**Work request**
Retype all data exactly as given. Pictures should not be retyped.

**Records to use**

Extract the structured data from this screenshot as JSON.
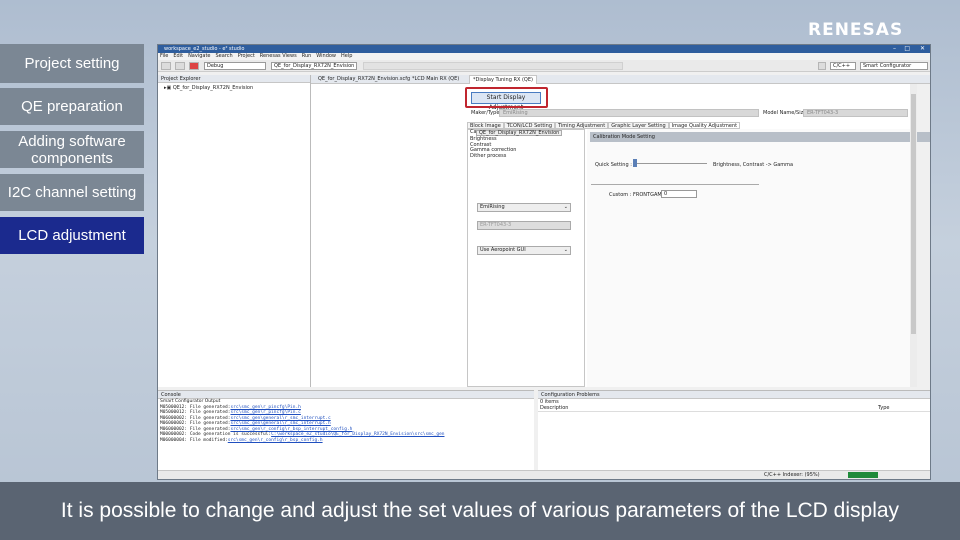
{
  "brand": {
    "logo": "RENESAS"
  },
  "side_menu": [
    {
      "label": "Project setting",
      "active": false
    },
    {
      "label": "QE preparation",
      "active": false
    },
    {
      "label": "Adding software components",
      "active": false
    },
    {
      "label": "I2C channel setting",
      "active": false
    },
    {
      "label": "LCD adjustment",
      "active": true
    }
  ],
  "caption": "It is possible to change and adjust the set values of various parameters of the LCD display",
  "window": {
    "title": "workspace_e2_studio - e² studio",
    "menu": [
      "File",
      "Edit",
      "Navigate",
      "Search",
      "Project",
      "Renesas Views",
      "Run",
      "Window",
      "Help"
    ],
    "toolbar": {
      "config_select": "Debug",
      "target_select": "QE_for_Display_RX72N_Envision H...",
      "perspective_cpp": "C/C++",
      "perspective_smart": "Smart Configurator"
    },
    "explorer": {
      "header": "Project Explorer",
      "project": "QE_for_Display_RX72N_Envision"
    },
    "editor_tabs": [
      {
        "label": "QE_for_Display_RX72N_Envision.scfg",
        "selected": false
      },
      {
        "label": "*LCD Main RX (QE)",
        "selected": false
      },
      {
        "label": "*Display Tuning RX (QE)",
        "selected": true
      }
    ],
    "editor": {
      "start_button": "Start Display Adjustment",
      "maker_label": "Maker/Type",
      "maker_value": "EmiRising",
      "model_label": "Model Name/Size",
      "model_value": "ER-TFT043-3",
      "sub_tabs": [
        "Block Image",
        "TCON/LCD Setting",
        "Timing Adjustment",
        "Graphic Layer Setting",
        "Image Quality Adjustment"
      ],
      "project_dropdown": "QE_for_Display_RX72N_Envision",
      "param_list": [
        "Ca",
        "Brightness",
        "Contrast",
        "Gamma correction",
        "Dither process"
      ],
      "combo_maker": "EmiRising",
      "combo_model": "ER-TFT043-3",
      "combo_gui": "Use Aeropoint GUI",
      "calib_header": "Calibration Mode Setting",
      "quick_label": "Quick Setting :",
      "quick_value_text": "Brightness, Contrast -> Gamma",
      "custom_label": "Custom :",
      "custom_name": "FRONTGAM",
      "custom_value": "0"
    },
    "console": {
      "header": "Console",
      "sub_header": "Smart Configurator Output",
      "lines": [
        {
          "code": "M05000012:",
          "text": "File generated:",
          "path": "src\\smc_gen\\r_pincfg\\Pin.h"
        },
        {
          "code": "M05000012:",
          "text": "File generated:",
          "path": "src\\smc_gen\\r_pincfg\\Pin.c"
        },
        {
          "code": "M06000002:",
          "text": "File generated:",
          "path": "src\\smc_gen\\general\\r_smc_interrupt.c"
        },
        {
          "code": "M06000002:",
          "text": "File generated:",
          "path": "src\\smc_gen\\general\\r_smc_interrupt.h"
        },
        {
          "code": "M06000002:",
          "text": "File generated:",
          "path": "src\\smc_gen\\r_config\\r_bsp_interrupt_config.h"
        },
        {
          "code": "M00000002:",
          "text": "Code generation is successful:",
          "path": "C:\\workspace_e2_studio\\QE_for_Display_RX72N_Envision\\src\\smc_gen"
        },
        {
          "code": "M06000004:",
          "text": "File modified:",
          "path": "src\\smc_gen\\r_config\\r_bsp_config.h"
        }
      ]
    },
    "problems": {
      "header": "Configuration Problems",
      "count": "0 items",
      "col_description": "Description",
      "col_type": "Type"
    },
    "status": {
      "indexer": "C/C++ Indexer: (95%)"
    }
  },
  "colors": {
    "accent": "#1b2a8e",
    "highlight": "#c0262f",
    "side": "#7b8794"
  }
}
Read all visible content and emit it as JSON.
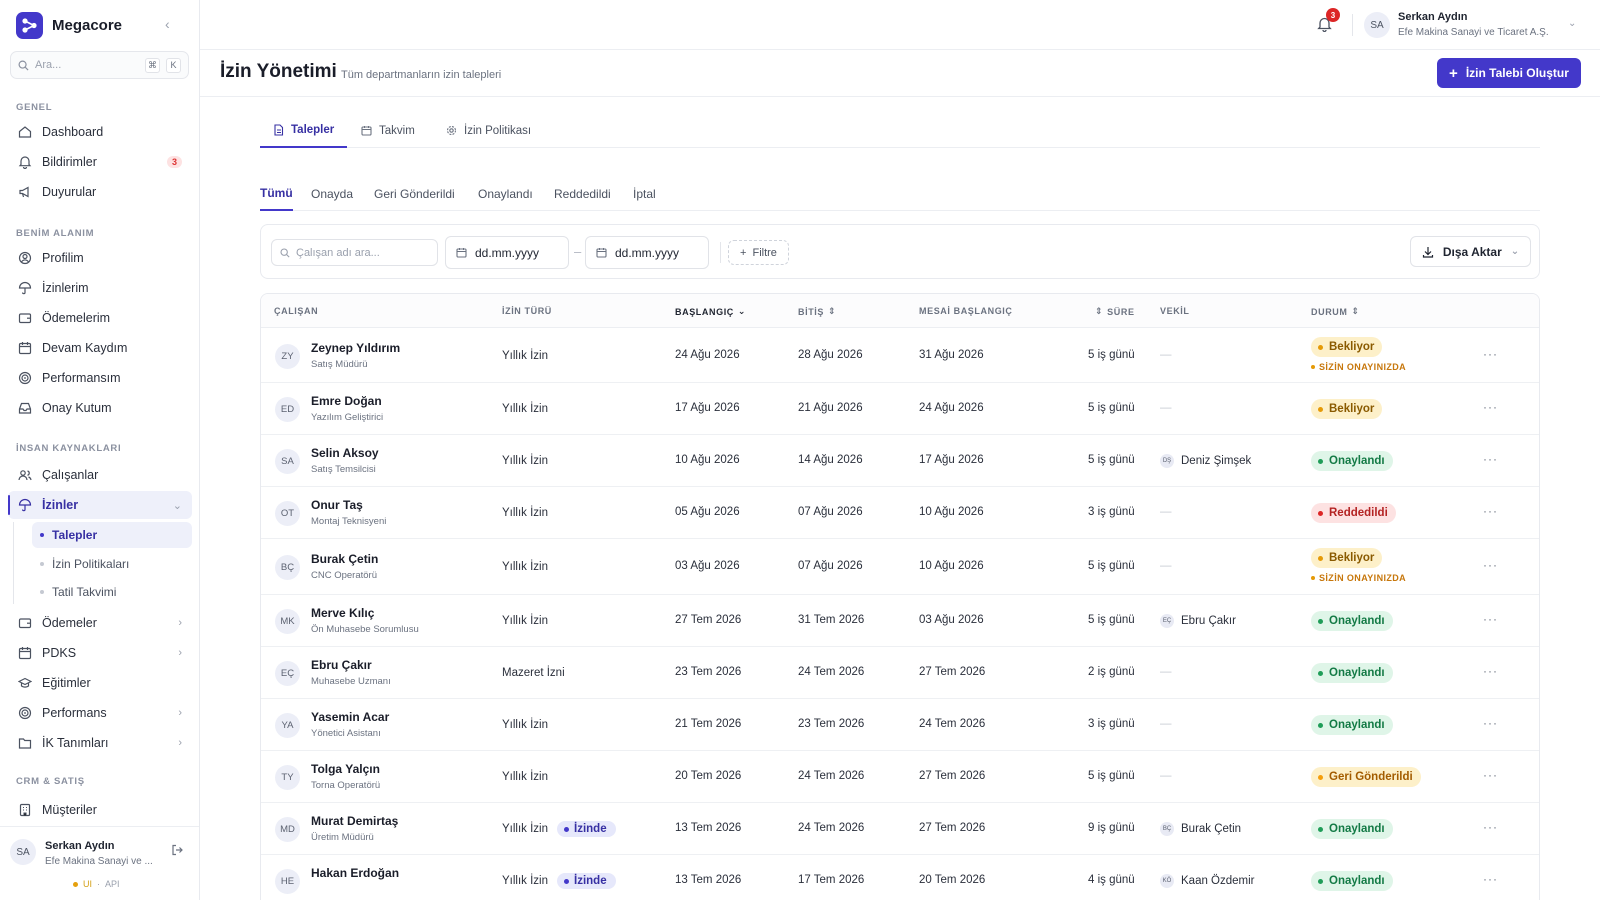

**Result**
Extract the structured data from this screenshot as JSON.
{
  "brand": {
    "logo": "RENESAS"
  },
  "side_menu": [
    {
      "label": "Project setting",
      "active": false
    },
    {
      "label": "QE preparation",
      "active": false
    },
    {
      "label": "Adding software components",
      "active": false
    },
    {
      "label": "I2C channel setting",
      "active": false
    },
    {
      "label": "LCD adjustment",
      "active": true
    }
  ],
  "caption": "It is possible to change and adjust the set values of various parameters of the LCD display",
  "window": {
    "title": "workspace_e2_studio - e² studio",
    "menu": [
      "File",
      "Edit",
      "Navigate",
      "Search",
      "Project",
      "Renesas Views",
      "Run",
      "Window",
      "Help"
    ],
    "toolbar": {
      "config_select": "Debug",
      "target_select": "QE_for_Display_RX72N_Envision H...",
      "perspective_cpp": "C/C++",
      "perspective_smart": "Smart Configurator"
    },
    "explorer": {
      "header": "Project Explorer",
      "project": "QE_for_Display_RX72N_Envision"
    },
    "editor_tabs": [
      {
        "label": "QE_for_Display_RX72N_Envision.scfg",
        "selected": false
      },
      {
        "label": "*LCD Main RX (QE)",
        "selected": false
      },
      {
        "label": "*Display Tuning RX (QE)",
        "selected": true
      }
    ],
    "editor": {
      "start_button": "Start Display Adjustment",
      "maker_label": "Maker/Type",
      "maker_value": "EmiRising",
      "model_label": "Model Name/Size",
      "model_value": "ER-TFT043-3",
      "sub_tabs": [
        "Block Image",
        "TCON/LCD Setting",
        "Timing Adjustment",
        "Graphic Layer Setting",
        "Image Quality Adjustment"
      ],
      "project_dropdown": "QE_for_Display_RX72N_Envision",
      "param_list": [
        "Ca",
        "Brightness",
        "Contrast",
        "Gamma correction",
        "Dither process"
      ],
      "combo_maker": "EmiRising",
      "combo_model": "ER-TFT043-3",
      "combo_gui": "Use Aeropoint GUI",
      "calib_header": "Calibration Mode Setting",
      "quick_label": "Quick Setting :",
      "quick_value_text": "Brightness, Contrast -> Gamma",
      "custom_label": "Custom :",
      "custom_name": "FRONTGAM",
      "custom_value": "0"
    },
    "console": {
      "header": "Console",
      "sub_header": "Smart Configurator Output",
      "lines": [
        {
          "code": "M05000012:",
          "text": "File generated:",
          "path": "src\\smc_gen\\r_pincfg\\Pin.h"
        },
        {
          "code": "M05000012:",
          "text": "File generated:",
          "path": "src\\smc_gen\\r_pincfg\\Pin.c"
        },
        {
          "code": "M06000002:",
          "text": "File generated:",
          "path": "src\\smc_gen\\general\\r_smc_interrupt.c"
        },
        {
          "code": "M06000002:",
          "text": "File generated:",
          "path": "src\\smc_gen\\general\\r_smc_interrupt.h"
        },
        {
          "code": "M06000002:",
          "text": "File generated:",
          "path": "src\\smc_gen\\r_config\\r_bsp_interrupt_config.h"
        },
        {
          "code": "M00000002:",
          "text": "Code generation is successful:",
          "path": "C:\\workspace_e2_studio\\QE_for_Display_RX72N_Envision\\src\\smc_gen"
        },
        {
          "code": "M06000004:",
          "text": "File modified:",
          "path": "src\\smc_gen\\r_config\\r_bsp_config.h"
        }
      ]
    },
    "problems": {
      "header": "Configuration Problems",
      "count": "0 items",
      "col_description": "Description",
      "col_type": "Type"
    },
    "status": {
      "indexer": "C/C++ Indexer: (95%)"
    }
  },
  "colors": {
    "accent": "#1b2a8e",
    "highlight": "#c0262f",
    "side": "#7b8794"
  }
}
Read all visible content and emit it as JSON.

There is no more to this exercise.